Post provided by Jean Hugé

Conservation conflicts are actually conflicts among people with different priorities and values
Conservation conflicts are actually conflicts among people with different priorities.

Conservation issues seem to be getting ever more complex and challenging. Practitioners and society at large agree on the need to gather – and somehow use – as much information as possible before making any conservation-related decisions. Talking to all kinds of people, ranging from local villagers, fishermen and hunters to international experts, community leaders and environmentalists, is now common practice in conservation research. Not everyone will agree on the eventual conservation decisions, but the idea is that decisions should only be made after (almost) everyone’s opinion has been heard.

So far so good. The calls for inclusive conservation are being acknowledged, and we should be ready to move on and make better decisions, right? Well, it’s not always that easy. Conservation conflicts are actually conflicts among people with different priorities and values. Just calling for dialogue and hoping that consensus and effective conservation action will just follow isn’t enough.

Getting people to talk to each other, and translating their discussions into usable recommendations in support of sound conservation decision-making, is hard work. Often conservation practitioners are not well prepared to design and apply the kind of participatory, qualitative techniques that are best suited to actually supporting decision-making. This leads to a whole lot of frustration, and improvised (often less effective) ways of engaging the public in conservation science and practice. Having faced these problems in our own research, we wanted to help solve them. So, our team (Jean Hugé & Nibedita Mukherjee) has focused on reviewing the applications of a range of qualitative techniques which we highlight in a special feature in a recent volume of Methods in Ecology & Evolution.

What is the Nominal Group Technique?

Finding a balance between two highly sought-after components of ‘good conservation research’ – gathering specific information and encouraging group discussions to get a grip on diverse viewpoints – is especially challenging when you’re trying to figure out which qualitative technique to use.

The Nominal Group Technique (NGT) lets you combine the focus of individual reflection with the richness of group discussions. It has a lot of potential for conservation research. The basic structure of NGT is simple: in a first stage, participants are asked to reflect individually, and to generate ideas based on a pre-determined question asked by the facilitator. In the second stage, they’re asked to discuss these ideas in a group and to prioritize them through collective ranking.

The three main advantages of the method are:

  • The combination of individual and collective steps
  • The ability to identify and build consensus among diverse stakeholders
  • A clear output (typically a list of priorities)

We reviewed the scientific literature to assess if, how, and to what extent NGT has been used in conservation and ecology. Well, it turns out it’s still unknown to most of us – it’s only been used in 14 NGT articles in conservation research! We make the case for the method as we believe it’s under-used given its potential.

Nominal Group Technique in Conservation Research

Richard Niyomugabo explaining the NGT session.
Richard Niyomugabo explaining the NGT session.

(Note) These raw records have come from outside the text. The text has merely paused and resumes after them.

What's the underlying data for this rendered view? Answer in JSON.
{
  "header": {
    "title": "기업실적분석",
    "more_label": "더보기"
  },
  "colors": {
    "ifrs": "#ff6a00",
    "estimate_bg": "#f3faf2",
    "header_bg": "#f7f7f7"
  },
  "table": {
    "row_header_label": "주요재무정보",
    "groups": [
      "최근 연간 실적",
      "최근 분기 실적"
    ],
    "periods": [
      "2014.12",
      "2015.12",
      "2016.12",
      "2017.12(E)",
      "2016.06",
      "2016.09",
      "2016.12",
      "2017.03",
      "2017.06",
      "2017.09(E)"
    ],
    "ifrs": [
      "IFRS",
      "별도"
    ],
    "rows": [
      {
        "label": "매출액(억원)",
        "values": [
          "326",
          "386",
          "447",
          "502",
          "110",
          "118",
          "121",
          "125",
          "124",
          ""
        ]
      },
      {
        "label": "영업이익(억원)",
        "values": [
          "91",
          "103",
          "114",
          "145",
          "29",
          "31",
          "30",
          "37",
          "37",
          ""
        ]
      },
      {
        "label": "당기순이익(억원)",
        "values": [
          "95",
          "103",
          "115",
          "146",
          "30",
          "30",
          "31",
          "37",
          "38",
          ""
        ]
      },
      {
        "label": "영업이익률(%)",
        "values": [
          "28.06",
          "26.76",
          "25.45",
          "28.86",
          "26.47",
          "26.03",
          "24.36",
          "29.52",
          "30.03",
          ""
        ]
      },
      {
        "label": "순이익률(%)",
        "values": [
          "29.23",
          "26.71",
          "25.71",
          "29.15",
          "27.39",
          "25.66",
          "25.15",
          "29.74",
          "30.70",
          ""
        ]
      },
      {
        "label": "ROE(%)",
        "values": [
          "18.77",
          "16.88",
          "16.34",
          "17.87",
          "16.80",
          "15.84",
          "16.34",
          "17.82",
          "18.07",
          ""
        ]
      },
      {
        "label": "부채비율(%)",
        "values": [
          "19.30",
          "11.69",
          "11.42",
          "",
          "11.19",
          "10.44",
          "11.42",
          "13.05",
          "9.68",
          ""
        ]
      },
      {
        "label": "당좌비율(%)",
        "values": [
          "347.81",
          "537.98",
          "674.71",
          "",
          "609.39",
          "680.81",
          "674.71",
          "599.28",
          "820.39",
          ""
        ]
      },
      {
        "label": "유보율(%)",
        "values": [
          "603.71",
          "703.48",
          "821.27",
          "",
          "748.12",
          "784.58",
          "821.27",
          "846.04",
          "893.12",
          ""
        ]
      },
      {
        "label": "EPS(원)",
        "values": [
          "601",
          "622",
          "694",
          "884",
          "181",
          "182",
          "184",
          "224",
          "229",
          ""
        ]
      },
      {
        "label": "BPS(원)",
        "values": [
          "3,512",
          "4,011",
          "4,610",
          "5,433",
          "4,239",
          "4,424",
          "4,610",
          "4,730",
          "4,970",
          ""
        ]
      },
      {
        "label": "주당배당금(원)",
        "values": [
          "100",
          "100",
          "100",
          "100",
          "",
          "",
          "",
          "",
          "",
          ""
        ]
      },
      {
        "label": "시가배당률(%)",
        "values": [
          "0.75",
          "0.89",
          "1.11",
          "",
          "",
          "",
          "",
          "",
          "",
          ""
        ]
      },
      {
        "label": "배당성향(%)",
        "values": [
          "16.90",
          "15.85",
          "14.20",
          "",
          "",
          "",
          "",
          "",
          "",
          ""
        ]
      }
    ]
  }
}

Although it’s still not widely used, NGT has been used in ecology and conservation for things like supporting biodiversity management, identifying stakeholder preferences and attitudes, prioritizing capacity-building exercises and exploring novel concepts. Most NGT studies have been applied at local level. The method is quite flexible though and has been used in combination with a range of techniques (surveys, the Delphi method, multi-criteria analysis), as well as with the collection of ecological data.

NGT is an excellent technique to use (either on its own or alongside any of the methods mentioned above). It give a clear and usable output and lets you easily compare different groups with possibly divergent opinions. The quality of the participatory process minimizes dominance effects and considers all participants’ views equally. Finally, and this is often very important for studies with low levels of funding, it has limited requirements in terms of time and resources. NGT is particularly good for studies with well-defined, one-dimensional questions, as otherwise the voting step can become too complicated.

Why You Should Use NGT

The exchanges among participants, the sharing of ideas and the joint production of knowledge in NGT allow for a de-polarizing approach to the study and management of conservation issues. It’s a systematic, robust yet simple way of scoring and ranking lists of conservation options or priorities, so it has a direct link to conservation actions, which grants it direct policy relevance.

To find out more about the Nominal Group Technique in conservation research, read our Methods in Ecology and Evolution article ‘The nominal group technique in ecology & conservation: application & challenges’.

This article is part of the ‘Qualitative methods for eliciting judgements for decision making’ Special Feature.